Everest / by journeywithlei

Apr 12, 2010

Arrive at EBC

The approach to base camp is certainly longer than I was prepared for, though everything is going just according to our plan. Almost 3 weeks after I left home in Boston, finally I’m in EBC! On one side, the

climber team took a more conservative pace to ensure best acclimatization; on the other side, located at 5300m (17700ft), EBC is higher than any mountains in the lower 48 states. The trek is not just a hike in your backyard! Impatient trekkers can easily run into altitude sickness problems.

We already saw EBC and Khumbu Glacier two days ago from Lobuche and yesterday from GorekShep. So today, the trek is basically a walk towards icefall! There is only one word to describe icefall: wow! The closer you get, the more you “wow!” I saw a similar glacier before in Alaska from high up in the air, or to a less degree, at the end of our Denali climb when the glacier became so corrupted from heat, but this time we have to navigate such a maze of icefalls ourselves! During the day, we could hear the thunder-loud noise of avalanche here and there from time to time, and we are getting used to it fast! To be safe, our campsite is located quite far away from the ice fall. The only group further away is Russell Brice’s team.

Another surprise is that there is no flat ground for base camp! The whole terrain is on a super ragged glacier moraine. It took a lot of work to pile up rocks just to build a little platform for each tent. Once step out of your tent, watch for “stairs”! The biggest challenge is to go to the bathroom. The bathroom itself is actually sheltered inside a tent and is as comfortable as you can expect on a mountain. But to safeguard our water source for cooking, the bathroom is located at the far end of our campsite. It takes 5-10 minutes of careful hiking (consider hiking poles and crampons if there’s snow) from our tents to the bathroom! Plan your emergency well in advance and good luck not getting lost in the night!


We arrived at EBC shortly after 10am, and 11am is the time for the Puja ceremony! The date for the Puja ceremony is determined by the Buddha calendar. We each brought our climbing hardware such as harness, ascenders, crampons, ice axe, etc. to lay by the center podium for blessing. It was a 1.5 hour long ceremony starting with prayer chanting led by Lama. Later, drink (milk tea, butter beer, regular beer, soda) and various service food were distributed while the prayer and chanting continued. Long strings of prayer flags were unwound from the center pole and sent across the camp side by Sherpa to be attached to remote high points across the glacier moraine in all directions, decorating the whole base camp with sacred and beautiful prayer flags. People put butter powder on each other’s faces for good luck, and my Sherpe Da Tenji put another yellow string on my neck. The ceremony ended with festive line dancing and singing. Everyone is so happy and excited about the beginning of a new season!
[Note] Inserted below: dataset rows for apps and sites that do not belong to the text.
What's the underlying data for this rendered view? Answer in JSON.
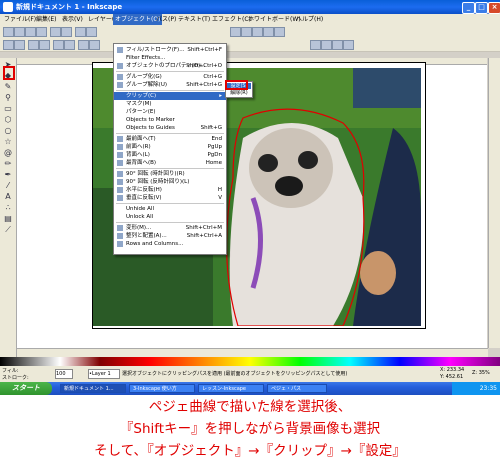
{
  "window": {
    "title": "新規ドキュメント 1 - Inkscape",
    "buttons": {
      "minimize": "_",
      "maximize": "□",
      "close": "×"
    }
  },
  "menubar": {
    "items": [
      "ファイル(F)",
      "編集(E)",
      "表示(V)",
      "レイヤー(L)",
      "オブジェクト(O)",
      "パス(P)",
      "テキスト(T)",
      "エフェクト(C)",
      "ホワイトボード(W)",
      "ヘルプ(H)"
    ],
    "active_index": 4
  },
  "object_menu": {
    "items": [
      {
        "label": "フィル/ストローク(F)...",
        "shortcut": "Shift+Ctrl+F",
        "icon": "fill-stroke-icon"
      },
      {
        "label": "Filter Effects...",
        "shortcut": "",
        "icon": ""
      },
      {
        "label": "オブジェクトのプロパティ(O)...",
        "shortcut": "Shift+Ctrl+O",
        "icon": "properties-icon"
      },
      {
        "sep": true
      },
      {
        "label": "グループ化(G)",
        "shortcut": "Ctrl+G",
        "icon": "group-icon"
      },
      {
        "label": "グループ解除(U)",
        "shortcut": "Shift+Ctrl+G",
        "icon": "ungroup-icon"
      },
      {
        "sep": true
      },
      {
        "label": "クリップ(C)",
        "shortcut": "▸",
        "icon": "",
        "highlight": true
      },
      {
        "label": "マスク(M)",
        "shortcut": "",
        "icon": ""
      },
      {
        "label": "パターン(E)",
        "shortcut": "",
        "icon": ""
      },
      {
        "label": "Objects to Marker",
        "shortcut": "",
        "icon": ""
      },
      {
        "label": "Objects to Guides",
        "shortcut": "Shift+G",
        "icon": ""
      },
      {
        "sep": true
      },
      {
        "label": "最前面へ(T)",
        "shortcut": "End",
        "icon": "raise-top-icon"
      },
      {
        "label": "前面へ(R)",
        "shortcut": "PgUp",
        "icon": "raise-icon"
      },
      {
        "label": "背面へ(L)",
        "shortcut": "PgDn",
        "icon": "lower-icon"
      },
      {
        "label": "最背面へ(B)",
        "shortcut": "Home",
        "icon": "lower-bottom-icon"
      },
      {
        "sep": true
      },
      {
        "label": "90° 回転 (時計回り)(R)",
        "shortcut": "",
        "icon": "rotate-cw-icon"
      },
      {
        "label": "90° 回転 (反時計回り)(L)",
        "shortcut": "",
        "icon": "rotate-ccw-icon"
      },
      {
        "label": "水平に反転(H)",
        "shortcut": "H",
        "icon": "flip-h-icon"
      },
      {
        "label": "垂直に反転(V)",
        "shortcut": "V",
        "icon": "flip-v-icon"
      },
      {
        "sep": true
      },
      {
        "label": "Unhide All",
        "shortcut": "",
        "icon": ""
      },
      {
        "label": "Unlock All",
        "shortcut": "",
        "icon": ""
      },
      {
        "sep": true
      },
      {
        "label": "変形(M)...",
        "shortcut": "Shift+Ctrl+M",
        "icon": "transform-icon"
      },
      {
        "label": "整列と配置(A)...",
        "shortcut": "Shift+Ctrl+A",
        "icon": "align-icon"
      },
      {
        "label": "Rows and Columns...",
        "shortcut": "",
        "icon": "grid-arrange-icon"
      }
    ]
  },
  "clip_submenu": {
    "items": [
      "設定(S)",
      "解除(R)"
    ],
    "highlight_index": 0
  },
  "statusbar": {
    "fill_label": "フィル:",
    "stroke_label": "ストローク:",
    "opacity": "100",
    "layer": "•Layer 1",
    "message": "選択オブジェクトにクリッピングパスを適用 (最前面のオブジェクトをクリッピングパスとして使用)",
    "coords_x": "X: 233.34",
    "coords_y": "Y: 452.61",
    "zoom": "Z: 35%"
  },
  "taskbar": {
    "start_label": "スタート",
    "tasks": [
      "新規ドキュメント 1...",
      "3-Inkscape 使い方",
      "レッスン-Inkscape",
      "ペジェ・パス"
    ],
    "clock": "23:35"
  },
  "caption": {
    "line1": "ペジェ曲線で描いた線を選択後、",
    "line2": "『Shiftキー』を押しながら背景画像も選択",
    "line3": "そして、『オブジェクト』→『クリップ』→『設定』"
  },
  "colors": {
    "highlight": "#316ac5",
    "annotation_red": "#e00000",
    "titlebar": "#0a5fd8"
  }
}
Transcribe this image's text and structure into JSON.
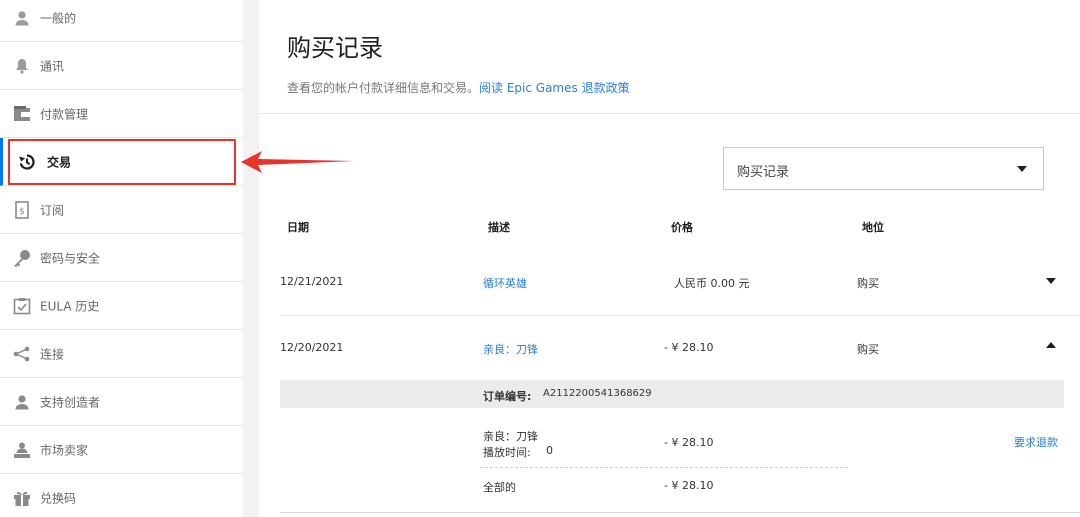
{
  "sidebar": {
    "items": [
      {
        "label": "一般的",
        "icon": "person-icon"
      },
      {
        "label": "通讯",
        "icon": "bell-icon"
      },
      {
        "label": "付款管理",
        "icon": "wallet-icon"
      },
      {
        "label": "交易",
        "icon": "history-icon"
      },
      {
        "label": "订阅",
        "icon": "subscription-icon"
      },
      {
        "label": "密码与安全",
        "icon": "key-icon"
      },
      {
        "label": "EULA 历史",
        "icon": "checklist-icon"
      },
      {
        "label": "连接",
        "icon": "share-icon"
      },
      {
        "label": "支持创造者",
        "icon": "person-icon"
      },
      {
        "label": "市场卖家",
        "icon": "seller-icon"
      },
      {
        "label": "兑换码",
        "icon": "gift-icon"
      }
    ]
  },
  "main": {
    "title": "购买记录",
    "subtitle": "查看您的帐户付款详细信息和交易。",
    "subtitle_link": "阅读 Epic Games 退款政策",
    "filter": {
      "selected": "购买记录"
    },
    "columns": [
      "日期",
      "描述",
      "价格",
      "地位"
    ],
    "rows": [
      {
        "date": "12/21/2021",
        "desc": "循环英雄",
        "price": "人民币 0.00 元",
        "status": "购买"
      },
      {
        "date": "12/20/2021",
        "desc": "亲良：刀锋",
        "price": "- ¥ 28.10",
        "status": "购买"
      }
    ],
    "detail": {
      "order_label": "订单编号:",
      "order_id": "A2112200541368629",
      "item_name": "亲良：刀锋",
      "playtime_label": "播放时间:",
      "playtime_value": "0",
      "item_price": "- ¥ 28.10",
      "refund": "要求退款",
      "total_label": "全部的",
      "total_price": "- ¥ 28.10"
    }
  },
  "colors": {
    "accent": "#2a7fd4",
    "highlight": "#e8322a"
  }
}
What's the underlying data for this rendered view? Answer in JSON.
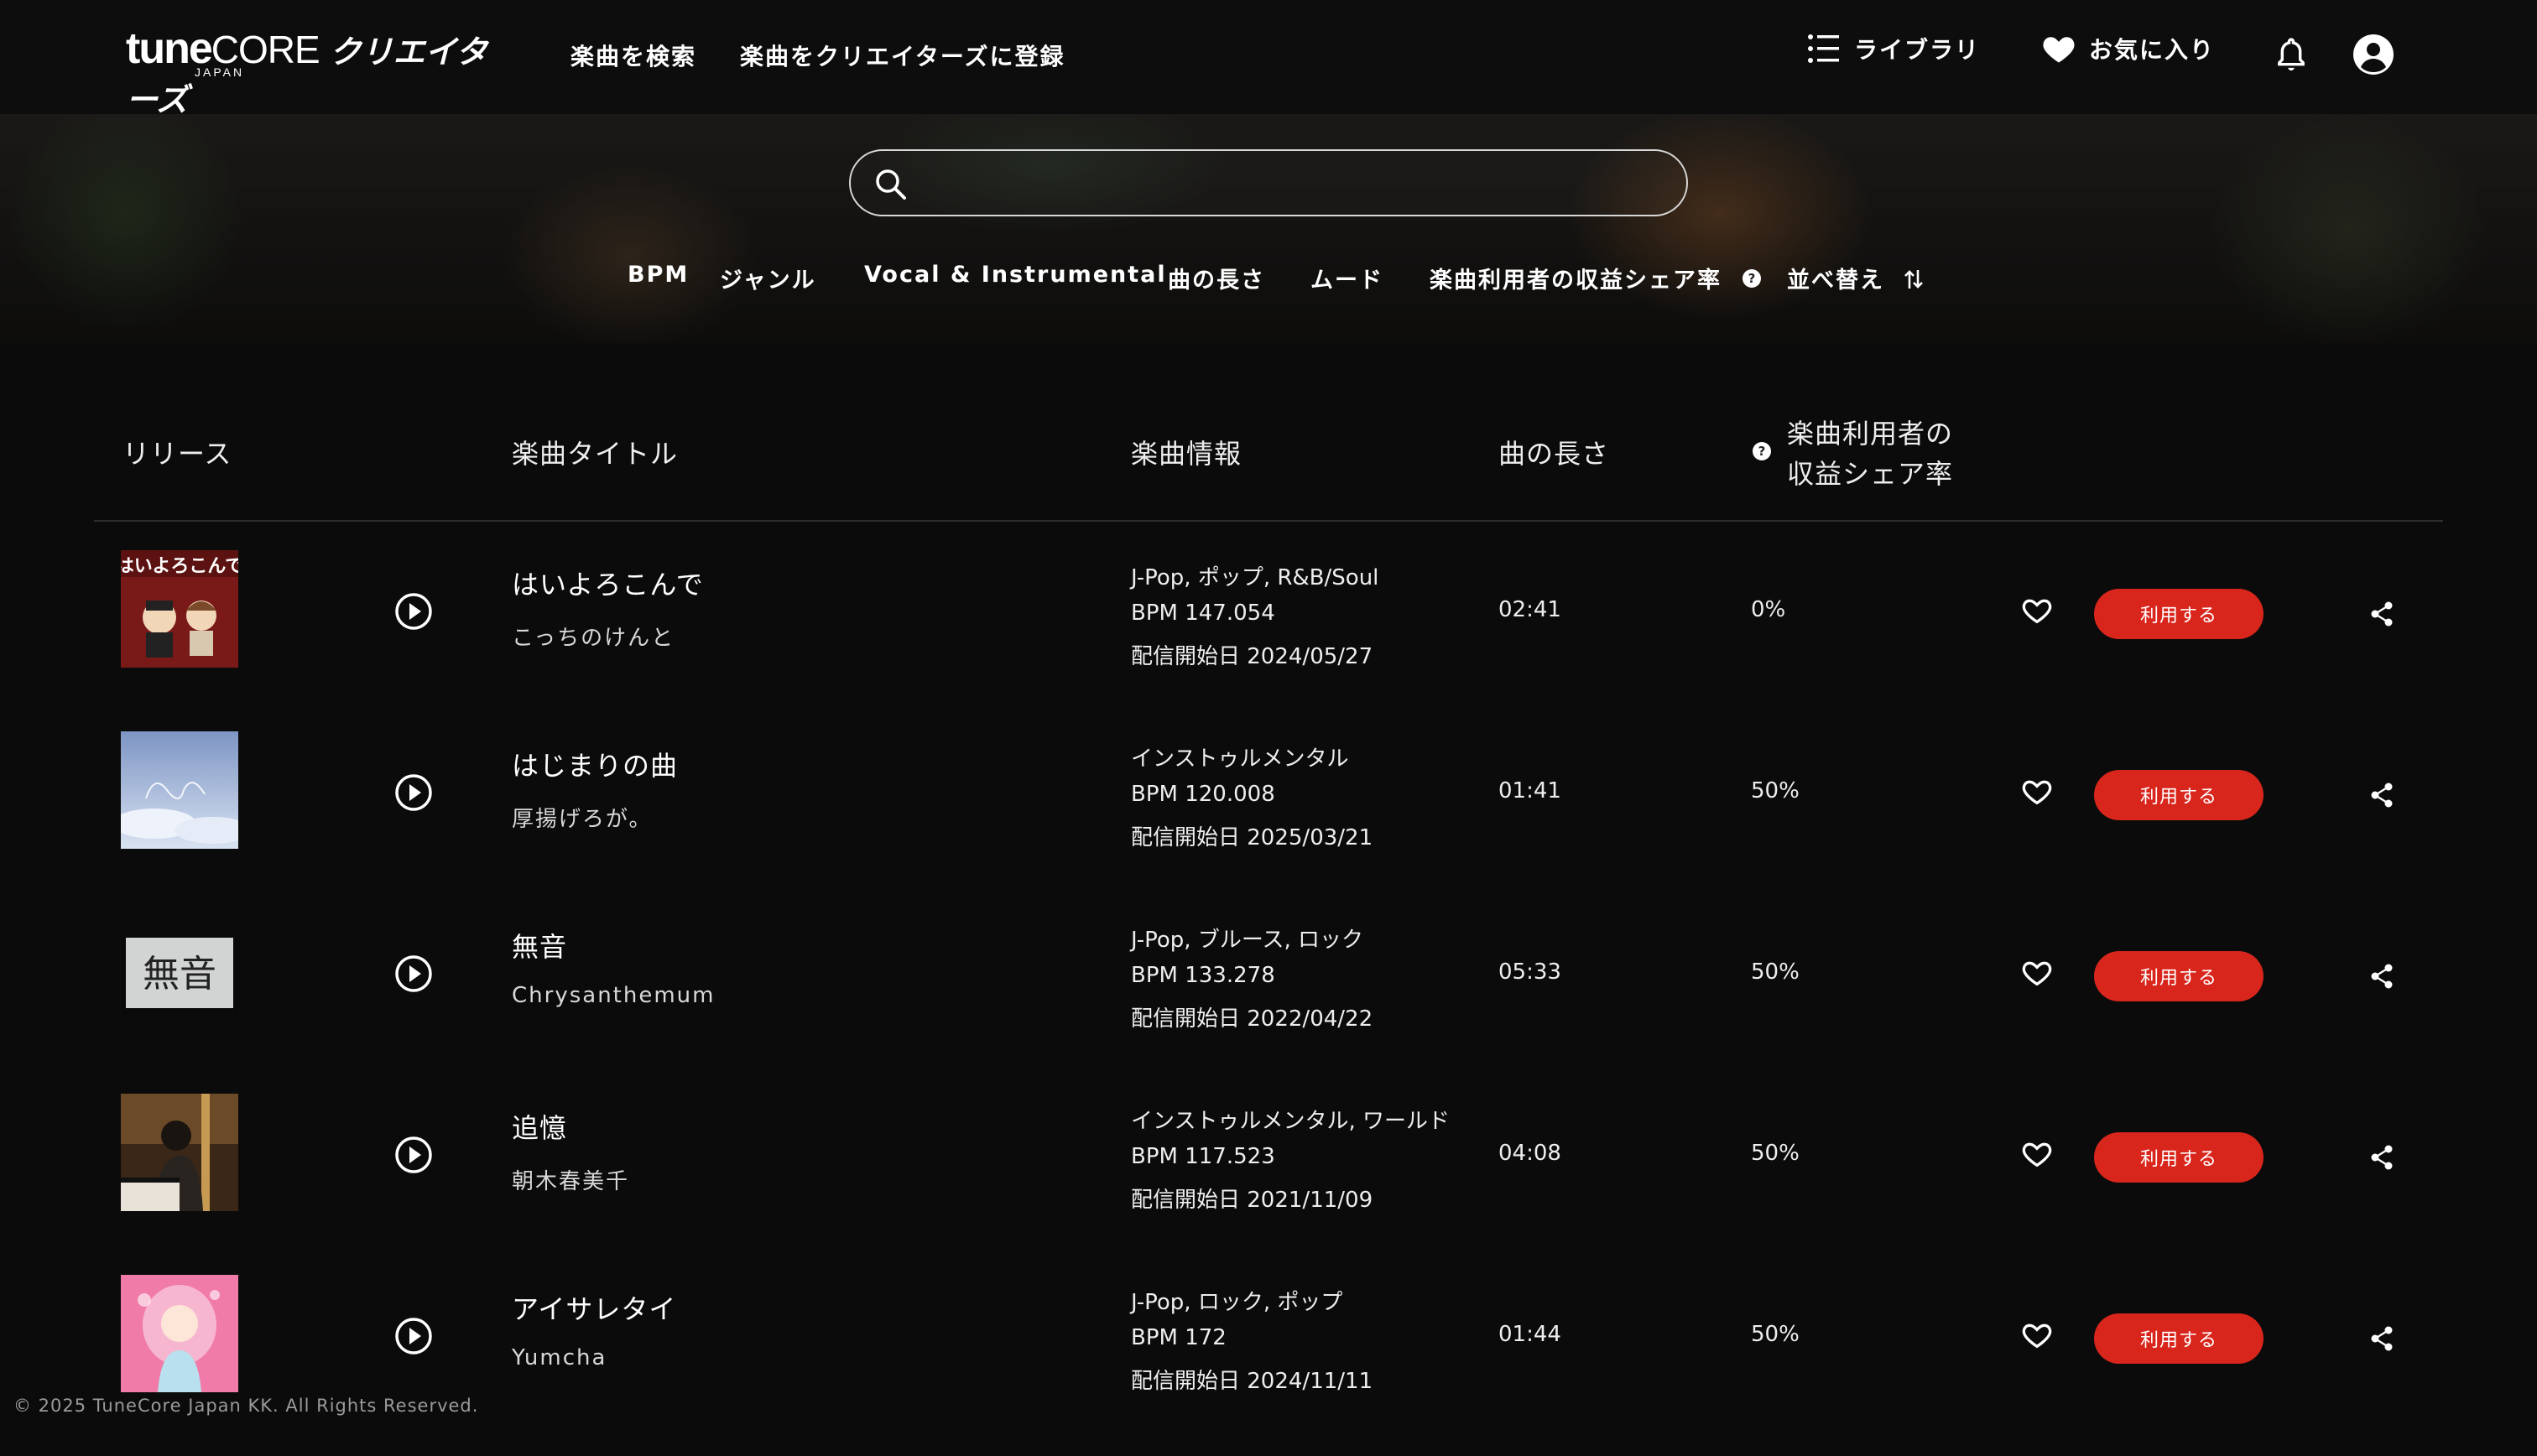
{
  "header": {
    "logo_tune": "tune",
    "logo_core": "CORE",
    "logo_creators": "クリエイターズ",
    "logo_japan": "JAPAN",
    "nav_search": "楽曲を検索",
    "nav_register": "楽曲をクリエイターズに登録",
    "library": "ライブラリ",
    "favorites": "お気に入り"
  },
  "search": {
    "placeholder": "",
    "value": ""
  },
  "filters": {
    "bpm": "BPM",
    "genre": "ジャンル",
    "vocal": "Vocal & Instrumental",
    "length": "曲の長さ",
    "mood": "ムード",
    "revenue_share": "楽曲利用者の収益シェア率",
    "sort": "並べ替え"
  },
  "table": {
    "headers": {
      "release": "リリース",
      "title": "楽曲タイトル",
      "info": "楽曲情報",
      "length": "曲の長さ",
      "share_line1": "楽曲利用者の",
      "share_line2": "収益シェア率"
    },
    "use_label": "利用する",
    "rows": [
      {
        "title": "はいよろこんで",
        "artist": "こっちのけんと",
        "genres": "J-Pop, ポップ, R&B/Soul",
        "bpm": "BPM 147.054",
        "date": "配信開始日 2024/05/27",
        "length": "02:41",
        "share": "0%"
      },
      {
        "title": "はじまりの曲",
        "artist": "厚揚げろが。",
        "genres": "インストゥルメンタル",
        "bpm": "BPM 120.008",
        "date": "配信開始日 2025/03/21",
        "length": "01:41",
        "share": "50%"
      },
      {
        "title": "無音",
        "artist": "Chrysanthemum",
        "genres": "J-Pop, ブルース, ロック",
        "bpm": "BPM 133.278",
        "date": "配信開始日 2022/04/22",
        "length": "05:33",
        "share": "50%"
      },
      {
        "title": "追憶",
        "artist": "朝木春美千",
        "genres": "インストゥルメンタル, ワールド",
        "bpm": "BPM 117.523",
        "date": "配信開始日 2021/11/09",
        "length": "04:08",
        "share": "50%"
      },
      {
        "title": "アイサレタイ",
        "artist": "Yumcha",
        "genres": "J-Pop, ロック, ポップ",
        "bpm": "BPM 172",
        "date": "配信開始日 2024/11/11",
        "length": "01:44",
        "share": "50%"
      }
    ]
  },
  "footer": {
    "copyright": "© 2025 TuneCore Japan KK. All Rights Reserved."
  },
  "colors": {
    "accent": "#d9261c",
    "background": "#0b0b0b"
  }
}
Apr 13, 2010

 Busy Life

Once we are at EBC, life gets busy! There’s an agenda for every day.

Yesterday, after the Puja ceremony in the morning, we spent part of the afternoon going over our gear, making sure everyone is properly rigged up for ascending, rappelling, and self rescue in case of falling into crevasse. The rest of the day (the day is defined by sunrise and sunset, and portioned by three meals and other agenda) is spent organizing our own tent. While on the trek, we pack and unpack almost every day. Life is always on the move. Now finally at base camp, it took a while to reorganize our new home. It has been almost three weeks since I saw my big duffel bags! Remember how much care I took to pack each bag before the trip? Now it takes no less effort trying to dig out where I hid each little thing inside other bigger things. It is also serious internal design work to make my tent as comfy as possible while still being able to find every little item!

But just as I was barely unpacked, it’s time to pack again! We are leaving tomorrow for a training climb on Lobuche, a 6000m peak, for 4 or 5 days. Once we are back, we will get ready to tackle icefall!

Last night, we went to bed under a full sky of amazing stars. The evening was not too cold; the temperature inside my tent was about 20F. This morning, we woke up to find the whole EBC covered in fresh snow! What a beautiful day! We spent the morning practice climbing fixed rope.

I had been dreaming about showering and washing my clothes for several days before we arrived at EBC. But finding personal time is not easy with our busy agenda, and there is only a short window warm enough for showering and washing clothes— when the sun is shining on our campsite between 10am and 3pm. I finally managed to get a shower (don’t ask me if it’s comparable to the heavenly bath! But you would enjoy it if you have been wiping yourself with baby wipes for a week or more) after lunch, then the wind picked up, and I had to postpone washing clothes indefinitely.

Still a few hours of daylight left, time to get ready for Lobuche!